REQUIREMENT. Where the data below has the string "message", return the whole line.

LISTED RECORDS.
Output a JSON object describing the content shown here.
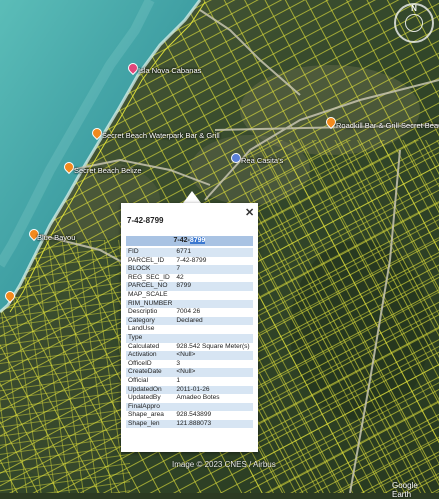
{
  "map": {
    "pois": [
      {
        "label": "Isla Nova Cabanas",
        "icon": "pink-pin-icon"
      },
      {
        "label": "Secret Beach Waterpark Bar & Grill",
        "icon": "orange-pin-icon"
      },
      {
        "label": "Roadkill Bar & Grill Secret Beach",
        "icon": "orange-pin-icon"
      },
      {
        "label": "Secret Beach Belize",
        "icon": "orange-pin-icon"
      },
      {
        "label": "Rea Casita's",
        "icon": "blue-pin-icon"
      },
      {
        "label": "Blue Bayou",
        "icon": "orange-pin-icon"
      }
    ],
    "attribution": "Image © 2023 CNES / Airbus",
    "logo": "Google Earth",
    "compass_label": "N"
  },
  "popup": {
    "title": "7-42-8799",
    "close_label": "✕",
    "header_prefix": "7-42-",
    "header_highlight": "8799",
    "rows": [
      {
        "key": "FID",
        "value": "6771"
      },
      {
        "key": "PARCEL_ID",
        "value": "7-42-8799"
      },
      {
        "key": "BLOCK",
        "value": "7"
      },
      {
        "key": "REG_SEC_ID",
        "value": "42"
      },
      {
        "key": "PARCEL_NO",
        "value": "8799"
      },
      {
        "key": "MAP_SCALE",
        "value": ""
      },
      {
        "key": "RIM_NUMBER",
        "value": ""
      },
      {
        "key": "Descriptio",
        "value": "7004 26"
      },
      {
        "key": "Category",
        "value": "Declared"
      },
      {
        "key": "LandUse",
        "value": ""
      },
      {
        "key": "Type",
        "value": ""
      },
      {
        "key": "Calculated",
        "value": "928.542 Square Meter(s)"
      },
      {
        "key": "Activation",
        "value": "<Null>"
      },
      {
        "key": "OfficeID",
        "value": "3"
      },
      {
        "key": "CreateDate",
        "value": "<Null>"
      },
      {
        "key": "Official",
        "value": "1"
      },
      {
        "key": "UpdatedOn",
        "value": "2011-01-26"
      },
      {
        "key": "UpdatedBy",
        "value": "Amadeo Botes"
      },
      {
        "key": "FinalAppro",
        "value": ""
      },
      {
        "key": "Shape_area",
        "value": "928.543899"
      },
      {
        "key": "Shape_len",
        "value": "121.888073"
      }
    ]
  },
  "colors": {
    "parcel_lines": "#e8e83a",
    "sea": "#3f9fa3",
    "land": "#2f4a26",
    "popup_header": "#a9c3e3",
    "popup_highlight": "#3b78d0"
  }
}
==
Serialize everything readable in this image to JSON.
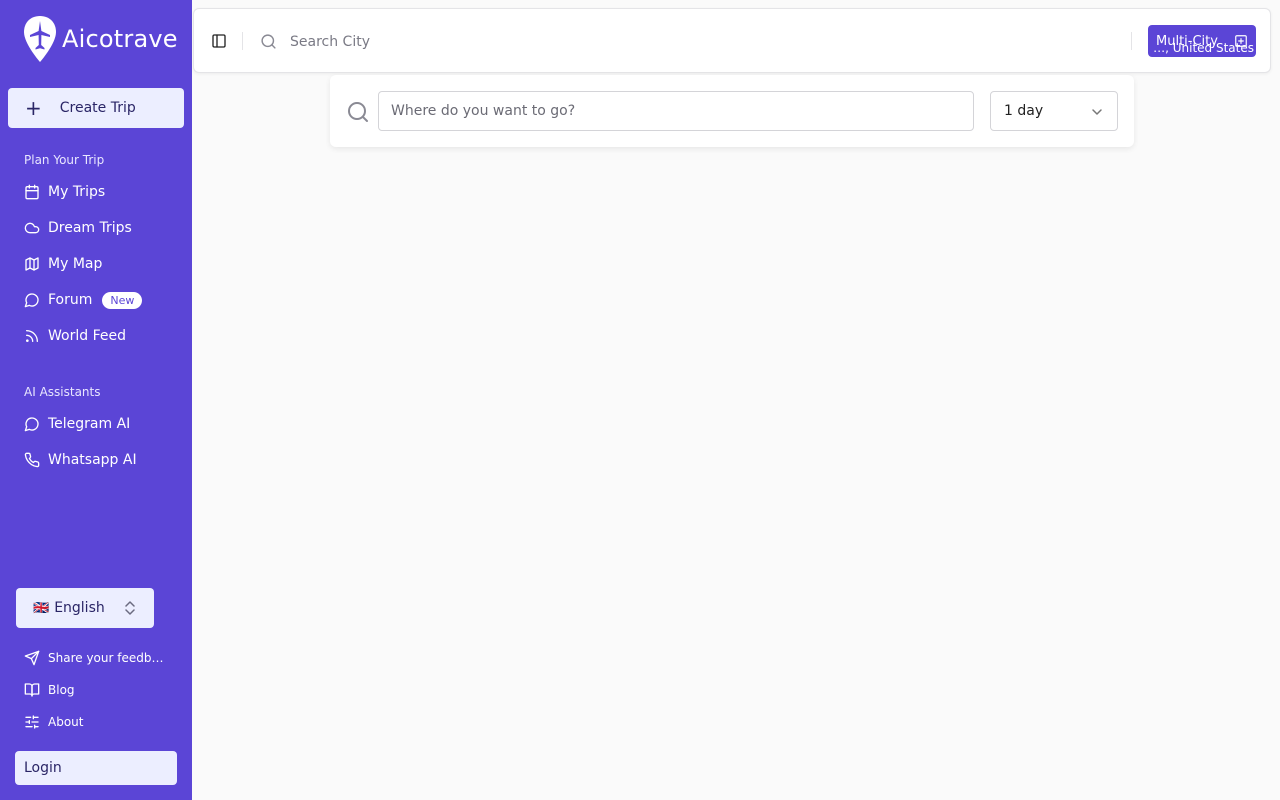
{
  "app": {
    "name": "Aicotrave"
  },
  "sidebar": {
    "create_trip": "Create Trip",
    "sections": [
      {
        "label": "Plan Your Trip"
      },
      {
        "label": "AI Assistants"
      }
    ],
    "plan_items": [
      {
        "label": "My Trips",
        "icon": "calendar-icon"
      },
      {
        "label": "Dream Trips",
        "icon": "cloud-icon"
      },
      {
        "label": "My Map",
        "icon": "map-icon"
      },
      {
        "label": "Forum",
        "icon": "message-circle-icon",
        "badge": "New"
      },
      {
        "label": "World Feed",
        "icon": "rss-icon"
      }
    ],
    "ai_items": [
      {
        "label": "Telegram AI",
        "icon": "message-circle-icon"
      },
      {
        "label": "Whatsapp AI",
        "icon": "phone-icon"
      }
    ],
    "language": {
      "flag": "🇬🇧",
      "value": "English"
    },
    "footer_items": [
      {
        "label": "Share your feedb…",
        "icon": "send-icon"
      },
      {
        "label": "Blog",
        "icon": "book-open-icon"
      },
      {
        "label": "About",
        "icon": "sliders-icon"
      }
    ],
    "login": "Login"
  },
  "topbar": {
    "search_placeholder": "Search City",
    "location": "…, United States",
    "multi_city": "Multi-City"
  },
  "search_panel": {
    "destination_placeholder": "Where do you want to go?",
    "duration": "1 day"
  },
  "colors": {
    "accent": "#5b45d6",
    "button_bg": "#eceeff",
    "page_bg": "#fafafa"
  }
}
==
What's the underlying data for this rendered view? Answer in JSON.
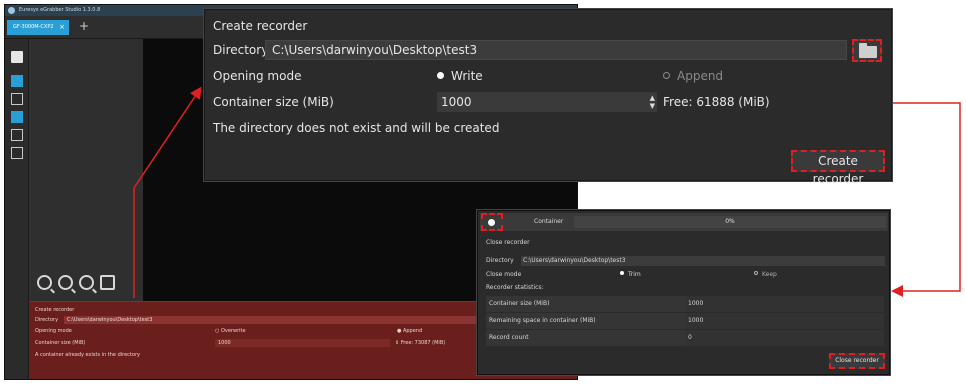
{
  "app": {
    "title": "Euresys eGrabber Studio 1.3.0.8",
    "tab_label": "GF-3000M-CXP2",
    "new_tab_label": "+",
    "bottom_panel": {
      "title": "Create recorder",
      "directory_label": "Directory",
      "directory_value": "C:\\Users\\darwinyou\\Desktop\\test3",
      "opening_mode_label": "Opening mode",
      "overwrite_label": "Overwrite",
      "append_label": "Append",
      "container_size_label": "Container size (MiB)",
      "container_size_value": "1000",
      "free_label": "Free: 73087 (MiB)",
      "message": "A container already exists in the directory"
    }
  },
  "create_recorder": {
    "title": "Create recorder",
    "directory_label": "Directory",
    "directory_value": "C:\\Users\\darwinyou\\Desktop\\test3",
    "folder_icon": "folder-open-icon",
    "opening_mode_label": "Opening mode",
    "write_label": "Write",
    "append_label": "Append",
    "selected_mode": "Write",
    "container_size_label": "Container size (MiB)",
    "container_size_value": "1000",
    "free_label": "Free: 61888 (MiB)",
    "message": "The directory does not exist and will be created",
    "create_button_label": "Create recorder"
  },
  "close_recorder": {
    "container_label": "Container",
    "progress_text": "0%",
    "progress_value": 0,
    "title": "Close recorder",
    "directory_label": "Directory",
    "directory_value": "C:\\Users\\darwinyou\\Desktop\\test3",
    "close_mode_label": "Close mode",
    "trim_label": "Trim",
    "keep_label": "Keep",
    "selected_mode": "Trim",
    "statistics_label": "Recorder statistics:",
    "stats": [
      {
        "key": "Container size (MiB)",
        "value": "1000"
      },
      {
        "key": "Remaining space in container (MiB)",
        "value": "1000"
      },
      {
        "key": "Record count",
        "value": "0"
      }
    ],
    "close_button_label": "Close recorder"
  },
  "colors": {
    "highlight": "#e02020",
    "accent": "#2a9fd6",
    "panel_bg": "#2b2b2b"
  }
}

RESPONSE TO THIS EXERCISE.
        "icon": "message-circle-icon",
        "icon": "message-circle-icon"
      "message": "A container already exists in the directory"
    "message": "The directory does not exist and will be created",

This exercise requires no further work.